Meet bitter ol’ Professor Higgins from My Fair Lady of 1964! This particular song, I’ve Grown Accustomed To Her Face, gets me every time. It’s a scene of him walking alone to his house, after hearing the news from Eliza Doolittle that she was getting married to an English socialite named Freddie. In this song he swings back and forth hurt and angry to a man in slow but painful realization of Eliza’s importance to him.

“Damn! Damn! Damn! I’ve grown accustomed to her face… I was serenely independent and content before we met; surely I could always be that way again- and yet I’ve grown accustomed to her look; accustomed to her voice; accustomed to her face.”

It’s almost amusing — not in a mocking way — how some people (including me at times) realize the importance of a beloved once he or she has walked out the door; and how proud we are to admit to no one else but only to ourselves how much we need that beloved in our lives.

Watch: 7:25 mins!


3. I should have had the whirl to change into a girl, to learn the way the creatures think!

“What’s wrong Jenny, where are you these days?” King Arthur of Camelot (1965) whispers to himself as he baffles his thoughts about Guinevere, his wife and queen.
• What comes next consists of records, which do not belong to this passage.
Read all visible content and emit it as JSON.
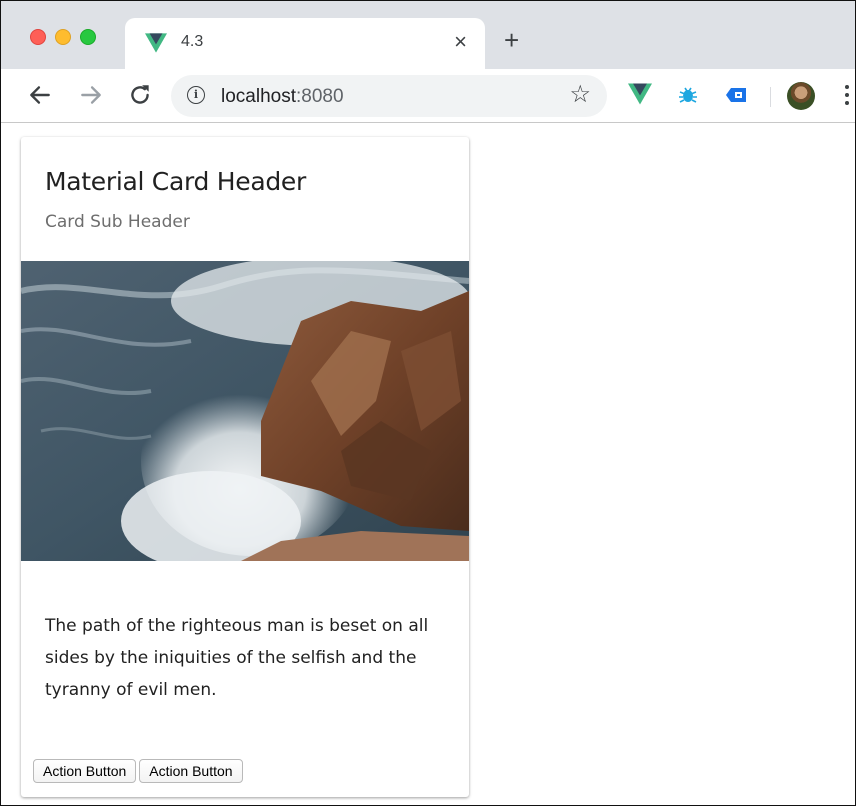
{
  "browser": {
    "tab": {
      "title": "4.3",
      "close_glyph": "×"
    },
    "new_tab_glyph": "+",
    "address": {
      "host": "localhost",
      "port": ":8080"
    },
    "icons": {
      "favicon": "vue-logo-icon",
      "back": "back-arrow-icon",
      "forward": "forward-arrow-icon",
      "reload": "reload-icon",
      "info": "info-icon",
      "bookmark": "star-icon",
      "extensions": [
        "vue-devtools-icon",
        "bug-icon",
        "screen-cast-icon"
      ],
      "profile": "avatar",
      "menu": "more-vert-icon"
    },
    "colors": {
      "vue_green": "#41b883",
      "vue_dark": "#35495e",
      "ext_blue": "#1a73e8",
      "ext_cyan": "#1ea7e0"
    }
  },
  "card": {
    "title": "Material Card Header",
    "subtitle": "Card Sub Header",
    "image": "ocean-waves-crashing-on-rocks",
    "text": "The path of the righteous man is beset on all sides by the iniquities of the selfish and the tyranny of evil men.",
    "actions": [
      {
        "label": "Action Button"
      },
      {
        "label": "Action Button"
      }
    ]
  }
}
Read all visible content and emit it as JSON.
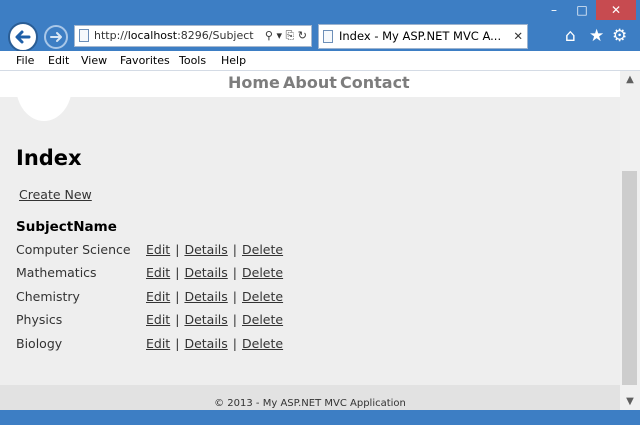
{
  "window": {
    "controls": {
      "minimize": "–",
      "maximize": "□",
      "close": "✕"
    }
  },
  "browser": {
    "address_prefix": "http://",
    "address_host": "localhost",
    "address_rest": ":8296/Subject",
    "address_tools": "⚲ ▾ ⎘ ↻",
    "tab_title": "Index - My ASP.NET MVC A...",
    "tab_close": "✕",
    "icons": {
      "home": "⌂",
      "favorites": "★",
      "settings": "⚙"
    }
  },
  "menubar": {
    "items": [
      "File",
      "Edit",
      "View",
      "Favorites",
      "Tools",
      "Help"
    ]
  },
  "site": {
    "nav": [
      "Home",
      "About",
      "Contact"
    ],
    "page_title": "Index",
    "create_new": "Create New",
    "column_header": "SubjectName",
    "rows": [
      {
        "name": "Computer Science"
      },
      {
        "name": "Mathematics"
      },
      {
        "name": "Chemistry"
      },
      {
        "name": "Physics"
      },
      {
        "name": "Biology"
      }
    ],
    "actions": {
      "edit": "Edit",
      "details": "Details",
      "delete": "Delete",
      "separator": "|"
    },
    "footer": "© 2013 - My ASP.NET MVC Application"
  },
  "scrollbar": {
    "up": "▲",
    "down": "▼"
  }
}
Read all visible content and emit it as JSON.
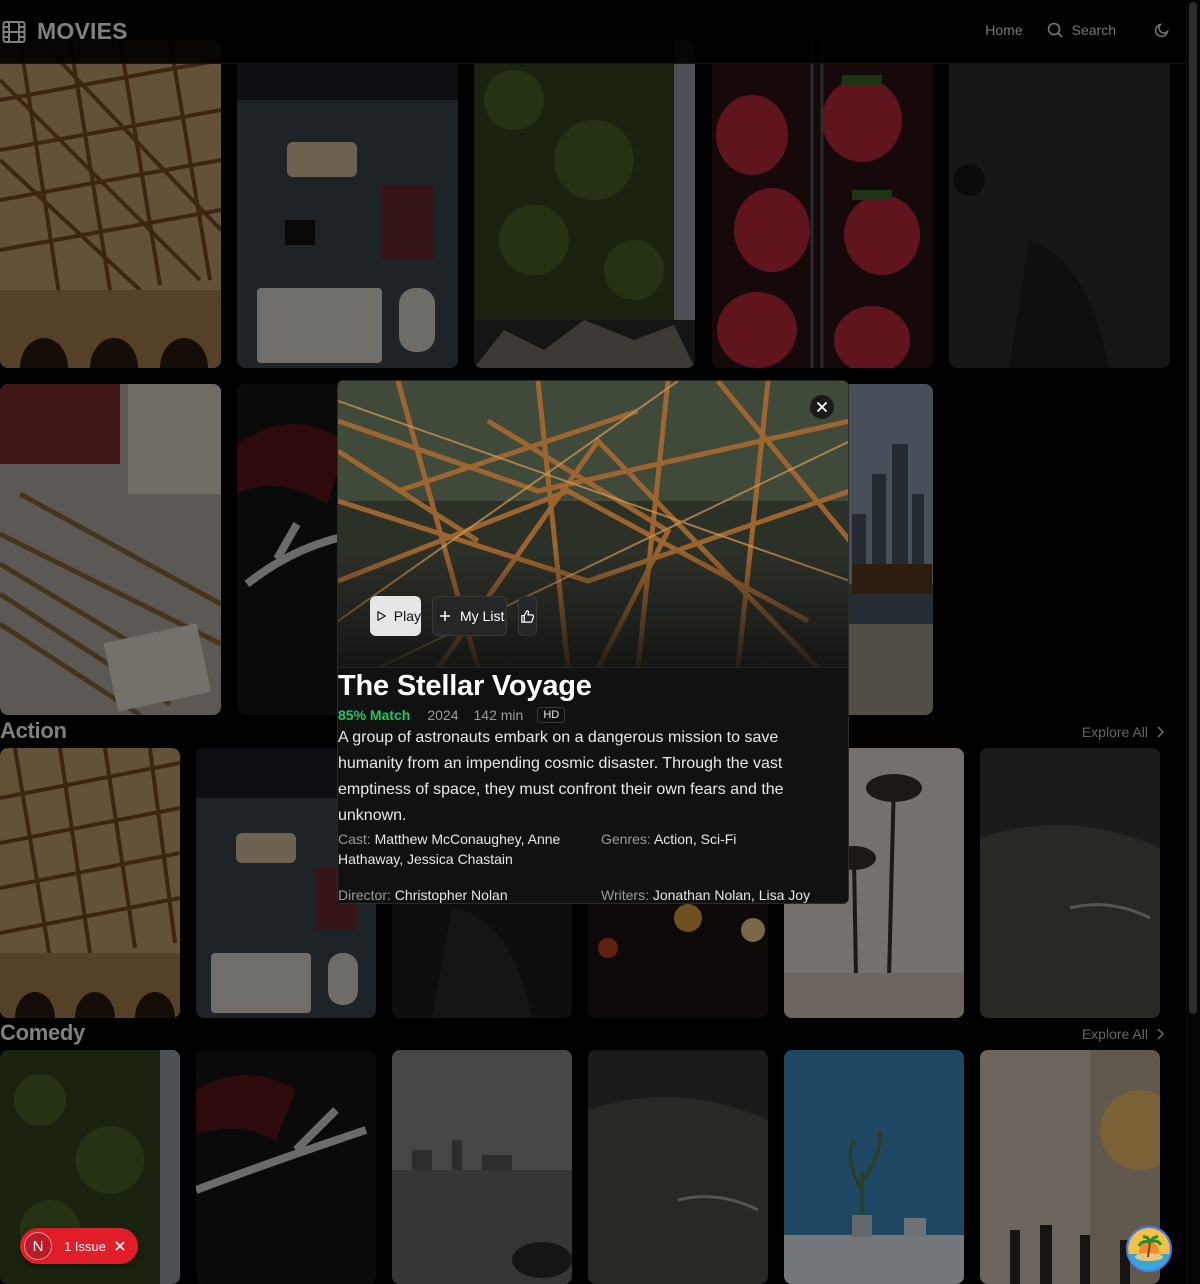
{
  "header": {
    "logo_text": "MOVIES",
    "nav_home": "Home",
    "nav_search": "Search"
  },
  "rows": [
    {
      "title": "Action",
      "explore_label": "Explore All"
    },
    {
      "title": "Comedy",
      "explore_label": "Explore All"
    }
  ],
  "modal": {
    "title": "The Stellar Voyage",
    "match": "85% Match",
    "year": "2024",
    "runtime": "142 min",
    "quality": "HD",
    "description": "A group of astronauts embark on a dangerous mission to save humanity from an impending cosmic disaster. Through the vast emptiness of space, they must confront their own fears and the unknown.",
    "cast_label": "Cast:",
    "cast": "Matthew McConaughey, Anne Hathaway, Jessica Chastain",
    "genres_label": "Genres:",
    "genres": "Action, Sci-Fi",
    "director_label": "Director:",
    "director": "Christopher Nolan",
    "writers_label": "Writers:",
    "writers": "Jonathan Nolan, Lisa Joy",
    "play_label": "Play",
    "mylist_label": "My List"
  },
  "issue_badge": {
    "initial": "N",
    "label": "1 Issue"
  },
  "colors": {
    "match_green": "#22c55e",
    "issue_red": "#e11d2a"
  },
  "icons": [
    "film-icon",
    "search-icon",
    "moon-icon",
    "close-icon",
    "play-icon",
    "plus-icon",
    "thumbs-up-icon",
    "chevron-right-icon"
  ]
}
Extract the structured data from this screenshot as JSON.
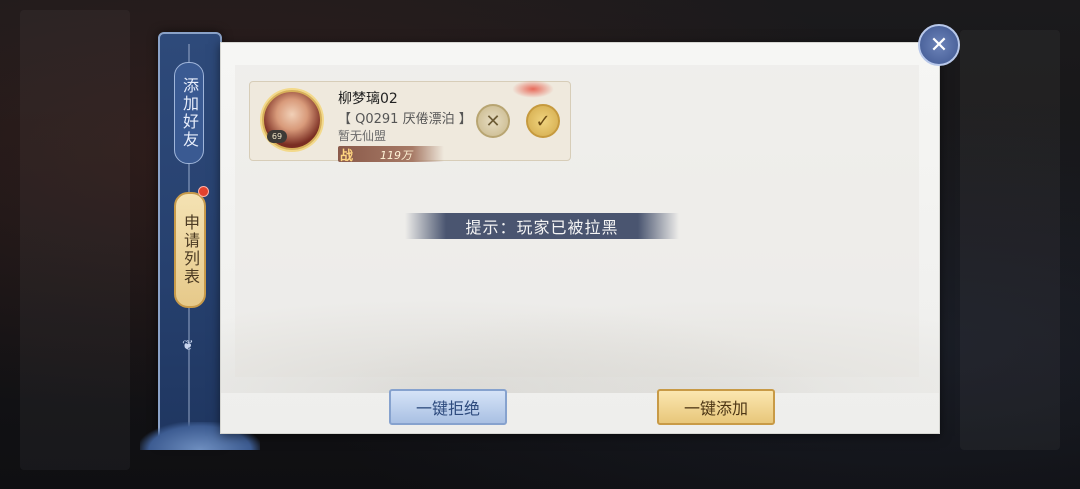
{
  "tabs": {
    "add_friend": "添加好友",
    "request_list": "申请列表"
  },
  "request": {
    "name": "柳梦璃02",
    "server": "【 Q0291 厌倦漂泊 】",
    "guild": "暂无仙盟",
    "level": "69",
    "power_icon": "战",
    "power_value": "119万"
  },
  "toast": {
    "text": "提示：玩家已被拉黑"
  },
  "buttons": {
    "reject_all": "一键拒绝",
    "add_all": "一键添加",
    "reject_symbol": "✕",
    "accept_symbol": "✓",
    "close_symbol": "✕"
  },
  "colors": {
    "rail_blue": "#2e4a7a",
    "gold": "#e8c77a",
    "notification_red": "#e2422e"
  }
}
Here he sings and reminisces about a conversation he had with his warlock teacher, Merlin, about matters on How To Handle A Woman.

“How to handle a woman? There’s a way,” said the wise old man, “A way known by ev’ry woman since the whole rigmarole began.”

“Do I flatter her?” I begged him answer. “Do I threaten or cajole or plead? Do I brood or play the gay romancer?”

Said he, smiling: “No indeed. How to handle a woman? Mark me well, I will tell you, sir: The way to handle a woman is to love her…simply love her… Merely love her…love her…love her.”

Their story did not end on a happy note. But when you look closely into the highs and most especially into the lulls of their time together, you know for a fact that King Arthur loved his wife through and through — even though he barely understood her.

Watch: 4:18 mins!


How about you, do you have a favorite musical song? :)